__EXERCISE DESCRIPTION__.
Check each line of the listing, and copy it if it contains the word "Юность".

__AVAILABLE RECORDS__.

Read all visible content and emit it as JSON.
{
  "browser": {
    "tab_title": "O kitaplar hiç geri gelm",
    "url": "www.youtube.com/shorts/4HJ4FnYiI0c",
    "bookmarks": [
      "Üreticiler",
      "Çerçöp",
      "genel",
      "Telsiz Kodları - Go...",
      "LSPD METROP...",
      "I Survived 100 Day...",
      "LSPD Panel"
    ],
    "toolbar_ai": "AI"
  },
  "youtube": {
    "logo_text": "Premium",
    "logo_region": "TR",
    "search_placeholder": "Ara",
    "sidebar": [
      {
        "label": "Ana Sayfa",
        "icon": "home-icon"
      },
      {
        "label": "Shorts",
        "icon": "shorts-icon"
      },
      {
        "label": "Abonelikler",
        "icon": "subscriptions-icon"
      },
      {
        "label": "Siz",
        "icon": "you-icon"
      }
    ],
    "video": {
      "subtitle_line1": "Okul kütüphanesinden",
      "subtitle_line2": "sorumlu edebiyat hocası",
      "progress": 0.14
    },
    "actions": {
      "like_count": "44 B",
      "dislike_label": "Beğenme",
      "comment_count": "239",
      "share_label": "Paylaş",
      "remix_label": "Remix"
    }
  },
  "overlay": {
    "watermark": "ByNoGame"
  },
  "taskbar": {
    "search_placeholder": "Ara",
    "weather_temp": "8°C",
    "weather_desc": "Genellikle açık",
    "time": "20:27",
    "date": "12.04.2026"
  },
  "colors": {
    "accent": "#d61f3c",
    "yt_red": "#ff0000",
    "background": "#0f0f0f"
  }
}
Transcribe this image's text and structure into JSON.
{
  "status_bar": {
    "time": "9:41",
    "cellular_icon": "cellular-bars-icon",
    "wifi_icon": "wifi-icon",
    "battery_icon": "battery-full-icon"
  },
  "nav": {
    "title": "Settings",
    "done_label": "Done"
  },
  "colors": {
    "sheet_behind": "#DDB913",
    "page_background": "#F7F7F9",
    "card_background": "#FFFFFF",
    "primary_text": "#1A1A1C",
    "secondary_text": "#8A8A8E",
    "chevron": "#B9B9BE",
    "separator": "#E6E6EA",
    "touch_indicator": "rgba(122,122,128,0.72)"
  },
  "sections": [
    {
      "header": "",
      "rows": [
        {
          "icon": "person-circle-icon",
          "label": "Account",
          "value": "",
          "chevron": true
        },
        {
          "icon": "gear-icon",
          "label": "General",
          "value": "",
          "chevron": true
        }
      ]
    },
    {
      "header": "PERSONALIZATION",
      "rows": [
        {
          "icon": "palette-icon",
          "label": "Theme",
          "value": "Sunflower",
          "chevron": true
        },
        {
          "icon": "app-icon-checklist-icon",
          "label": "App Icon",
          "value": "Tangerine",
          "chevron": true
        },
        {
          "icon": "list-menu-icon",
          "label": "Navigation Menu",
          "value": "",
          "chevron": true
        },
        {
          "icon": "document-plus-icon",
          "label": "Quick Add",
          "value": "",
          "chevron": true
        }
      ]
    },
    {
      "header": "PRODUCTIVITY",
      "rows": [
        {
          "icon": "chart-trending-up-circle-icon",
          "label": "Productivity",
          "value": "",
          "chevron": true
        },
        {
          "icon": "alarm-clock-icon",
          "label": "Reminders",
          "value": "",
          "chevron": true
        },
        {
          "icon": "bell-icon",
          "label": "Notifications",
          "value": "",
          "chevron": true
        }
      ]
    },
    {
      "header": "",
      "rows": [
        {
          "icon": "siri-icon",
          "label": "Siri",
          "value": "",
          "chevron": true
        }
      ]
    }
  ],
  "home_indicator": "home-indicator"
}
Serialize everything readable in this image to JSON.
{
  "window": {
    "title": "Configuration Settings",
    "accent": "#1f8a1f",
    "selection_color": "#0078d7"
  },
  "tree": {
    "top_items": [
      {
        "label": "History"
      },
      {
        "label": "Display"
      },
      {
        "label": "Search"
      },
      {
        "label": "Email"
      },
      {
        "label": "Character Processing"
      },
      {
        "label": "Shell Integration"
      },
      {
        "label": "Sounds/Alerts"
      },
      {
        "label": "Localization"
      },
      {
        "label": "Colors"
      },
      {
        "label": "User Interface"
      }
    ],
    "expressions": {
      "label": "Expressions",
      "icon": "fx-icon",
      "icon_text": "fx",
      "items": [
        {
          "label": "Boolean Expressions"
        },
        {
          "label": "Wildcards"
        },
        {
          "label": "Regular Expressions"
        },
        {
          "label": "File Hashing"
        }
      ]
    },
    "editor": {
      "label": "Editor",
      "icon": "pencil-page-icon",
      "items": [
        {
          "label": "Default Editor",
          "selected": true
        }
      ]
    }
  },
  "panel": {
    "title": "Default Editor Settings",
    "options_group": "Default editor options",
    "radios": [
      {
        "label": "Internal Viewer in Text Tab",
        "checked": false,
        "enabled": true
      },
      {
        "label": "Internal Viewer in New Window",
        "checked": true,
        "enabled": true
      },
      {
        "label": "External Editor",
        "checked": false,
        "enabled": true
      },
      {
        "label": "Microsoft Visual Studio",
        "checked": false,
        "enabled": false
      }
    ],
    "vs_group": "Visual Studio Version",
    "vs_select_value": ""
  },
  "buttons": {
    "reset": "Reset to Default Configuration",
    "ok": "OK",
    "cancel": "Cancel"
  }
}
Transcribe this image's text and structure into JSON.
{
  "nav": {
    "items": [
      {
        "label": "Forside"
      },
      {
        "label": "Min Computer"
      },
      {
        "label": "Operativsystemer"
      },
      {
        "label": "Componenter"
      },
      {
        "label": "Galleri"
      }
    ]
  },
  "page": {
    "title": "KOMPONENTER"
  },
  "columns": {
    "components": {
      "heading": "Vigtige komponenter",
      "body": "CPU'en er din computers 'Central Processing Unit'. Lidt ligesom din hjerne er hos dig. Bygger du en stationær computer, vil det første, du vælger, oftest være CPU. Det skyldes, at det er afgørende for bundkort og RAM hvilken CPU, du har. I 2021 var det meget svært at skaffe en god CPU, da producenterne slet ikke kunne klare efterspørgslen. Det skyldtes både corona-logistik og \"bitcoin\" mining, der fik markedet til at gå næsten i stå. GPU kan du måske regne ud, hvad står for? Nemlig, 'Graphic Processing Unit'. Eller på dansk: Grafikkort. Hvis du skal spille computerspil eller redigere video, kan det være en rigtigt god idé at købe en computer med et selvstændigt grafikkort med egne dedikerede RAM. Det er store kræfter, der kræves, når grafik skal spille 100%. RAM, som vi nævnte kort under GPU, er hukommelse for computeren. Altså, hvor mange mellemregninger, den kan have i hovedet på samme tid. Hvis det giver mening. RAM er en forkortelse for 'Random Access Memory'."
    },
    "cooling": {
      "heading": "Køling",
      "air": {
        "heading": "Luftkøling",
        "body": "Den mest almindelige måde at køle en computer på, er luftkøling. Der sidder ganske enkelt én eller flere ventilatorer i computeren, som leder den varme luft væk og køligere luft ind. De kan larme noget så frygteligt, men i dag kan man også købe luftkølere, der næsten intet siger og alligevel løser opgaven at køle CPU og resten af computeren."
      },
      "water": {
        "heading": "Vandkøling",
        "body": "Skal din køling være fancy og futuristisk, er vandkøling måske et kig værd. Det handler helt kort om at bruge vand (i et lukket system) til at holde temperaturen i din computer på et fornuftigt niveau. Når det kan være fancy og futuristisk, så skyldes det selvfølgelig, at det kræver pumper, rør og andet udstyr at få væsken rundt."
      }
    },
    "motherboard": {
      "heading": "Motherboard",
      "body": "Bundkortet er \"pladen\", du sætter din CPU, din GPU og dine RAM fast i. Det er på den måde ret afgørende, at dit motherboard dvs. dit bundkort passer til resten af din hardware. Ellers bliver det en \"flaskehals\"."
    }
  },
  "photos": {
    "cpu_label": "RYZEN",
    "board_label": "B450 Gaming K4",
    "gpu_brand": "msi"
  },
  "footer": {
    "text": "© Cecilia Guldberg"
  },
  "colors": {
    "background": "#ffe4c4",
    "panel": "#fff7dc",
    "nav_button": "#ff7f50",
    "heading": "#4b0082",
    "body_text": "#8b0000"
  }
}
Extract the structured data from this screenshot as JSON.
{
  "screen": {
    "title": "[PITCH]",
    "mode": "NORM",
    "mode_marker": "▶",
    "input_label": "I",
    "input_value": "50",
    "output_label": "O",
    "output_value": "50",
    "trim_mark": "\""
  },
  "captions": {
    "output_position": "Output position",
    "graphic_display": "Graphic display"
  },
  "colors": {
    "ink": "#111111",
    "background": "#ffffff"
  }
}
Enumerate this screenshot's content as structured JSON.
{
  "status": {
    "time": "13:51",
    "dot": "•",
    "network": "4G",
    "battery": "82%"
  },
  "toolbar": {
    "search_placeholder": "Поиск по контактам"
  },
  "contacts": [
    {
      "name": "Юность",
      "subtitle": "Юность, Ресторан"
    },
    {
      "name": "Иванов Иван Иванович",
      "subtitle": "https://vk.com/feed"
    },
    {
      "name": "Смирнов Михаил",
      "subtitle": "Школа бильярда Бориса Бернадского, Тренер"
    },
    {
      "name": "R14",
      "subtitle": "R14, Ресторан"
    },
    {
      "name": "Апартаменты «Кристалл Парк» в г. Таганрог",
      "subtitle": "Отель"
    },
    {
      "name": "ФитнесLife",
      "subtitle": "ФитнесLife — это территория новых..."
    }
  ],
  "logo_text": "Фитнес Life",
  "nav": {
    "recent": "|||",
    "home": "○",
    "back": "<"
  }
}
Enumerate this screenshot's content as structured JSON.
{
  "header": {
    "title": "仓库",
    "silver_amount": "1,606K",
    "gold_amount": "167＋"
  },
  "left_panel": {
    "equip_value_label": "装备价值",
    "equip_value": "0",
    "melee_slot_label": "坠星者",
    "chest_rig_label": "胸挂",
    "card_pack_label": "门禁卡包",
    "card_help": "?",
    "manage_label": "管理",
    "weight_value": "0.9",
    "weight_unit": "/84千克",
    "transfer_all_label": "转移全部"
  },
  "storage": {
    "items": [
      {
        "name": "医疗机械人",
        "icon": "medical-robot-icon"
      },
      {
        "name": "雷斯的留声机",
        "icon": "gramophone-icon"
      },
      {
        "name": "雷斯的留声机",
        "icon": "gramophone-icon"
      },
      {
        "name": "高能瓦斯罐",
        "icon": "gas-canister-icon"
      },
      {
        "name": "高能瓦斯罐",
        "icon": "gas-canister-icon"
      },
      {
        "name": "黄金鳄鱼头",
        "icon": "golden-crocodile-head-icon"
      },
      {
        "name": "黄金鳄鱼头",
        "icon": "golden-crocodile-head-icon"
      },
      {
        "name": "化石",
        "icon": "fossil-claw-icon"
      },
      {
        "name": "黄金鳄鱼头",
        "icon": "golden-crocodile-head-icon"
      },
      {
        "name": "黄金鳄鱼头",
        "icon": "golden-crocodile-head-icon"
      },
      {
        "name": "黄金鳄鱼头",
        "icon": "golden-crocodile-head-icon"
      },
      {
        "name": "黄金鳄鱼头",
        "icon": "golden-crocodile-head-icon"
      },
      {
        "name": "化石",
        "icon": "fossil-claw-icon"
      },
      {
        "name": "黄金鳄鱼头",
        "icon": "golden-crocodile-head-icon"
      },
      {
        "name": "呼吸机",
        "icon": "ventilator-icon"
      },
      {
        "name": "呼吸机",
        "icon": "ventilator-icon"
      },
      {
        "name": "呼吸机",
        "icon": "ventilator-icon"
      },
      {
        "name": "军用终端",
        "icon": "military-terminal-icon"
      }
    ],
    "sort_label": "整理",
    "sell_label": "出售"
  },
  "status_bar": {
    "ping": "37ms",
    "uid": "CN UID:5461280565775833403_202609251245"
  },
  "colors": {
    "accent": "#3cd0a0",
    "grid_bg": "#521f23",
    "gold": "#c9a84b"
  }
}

__EXERCISE ANSWER__.
      "name": "Юность",
      "subtitle": "Юность, Ресторан"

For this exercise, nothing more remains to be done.